It took months of ups and downs to isolate some of my triggers whether it was food, environmental, or relationships, yet I still don’t know them all. In August 2016 I was diagnosed with Lyme Disease, but truthfully my diagnosis didn’t change much more than adding another medication to the list and allowing me to focus my research efforts. Basically from years of having Lyme disease left untreated in my body, it has manifested and severely disrupted my immune system causing these reactions. It can no longer allowing it to distinguish right from wrong. I avoid my known triggers, but it often tends to overreact at its leisure regardless of what I do.
I am incredibly thankful for the support of my family, my boyfriend, and friends throughout this part of my life and its entirety. I am grateful for every single person who has chosen to stay a part of my life as it has evolved. I only hope that as the years pass we continue to learn and grow through the life’s challenges together and become our best selves. I know that my journey will be full of ups and downs, but I also know that yours will be too.
Today, I am stronger. I carry around bags of medications and supplements everywhere I go. I am on 34 different medications and supplements, seeing 4 main doctors, 12 other health care practitioners, and have had 18 anaphylactic episodes in the last year and a half. I travel regularly to appointments in Calgary and Edmonton for care I couldn’t find in BC. I am on wait lists (1-2years) for both a Lyme Disease Specialist in Calgary and the Women’s Complex Chronic Disease Clinic in Vancouver. I get tired easily and am almost always in pain, some days more than others, but I look back and can’t believe the progress I have made not only in my health, but also as a person. Now when I relapse and have to submit to being carried to the bathroom or rushed to ER, I know that is won’t last forever. My immune complications and treatment protocols constantly change and I am just trying to continue to find a balance with medication, diet, exercise, mentality and to live fully when I am well enough to.

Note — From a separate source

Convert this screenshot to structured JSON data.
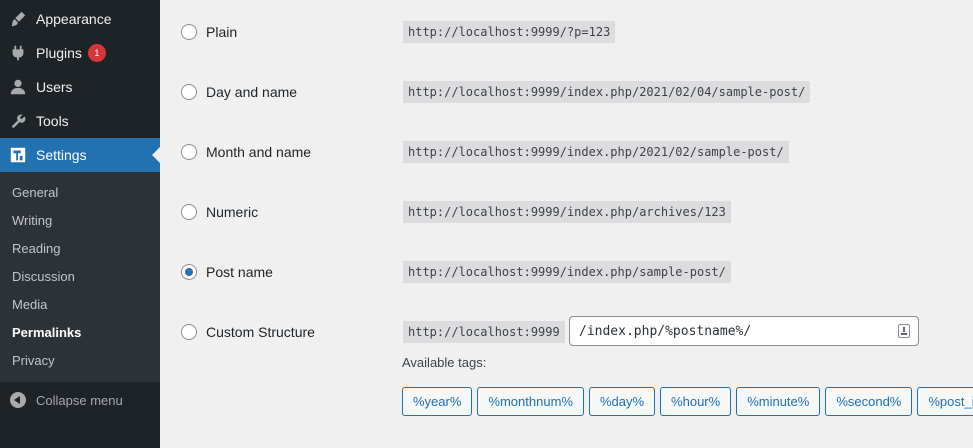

Thank you for taking the time to read my story and share my journey with you. There is so much we can learn from stories if we open our hearts and minds and I would like to encourage you to do the same. Together we are stronger and wiser and can accomplish so much more. My goal is to regain my health and support others who walk similar paths and to encourage us all to slow down and really enjoy all life has to offer.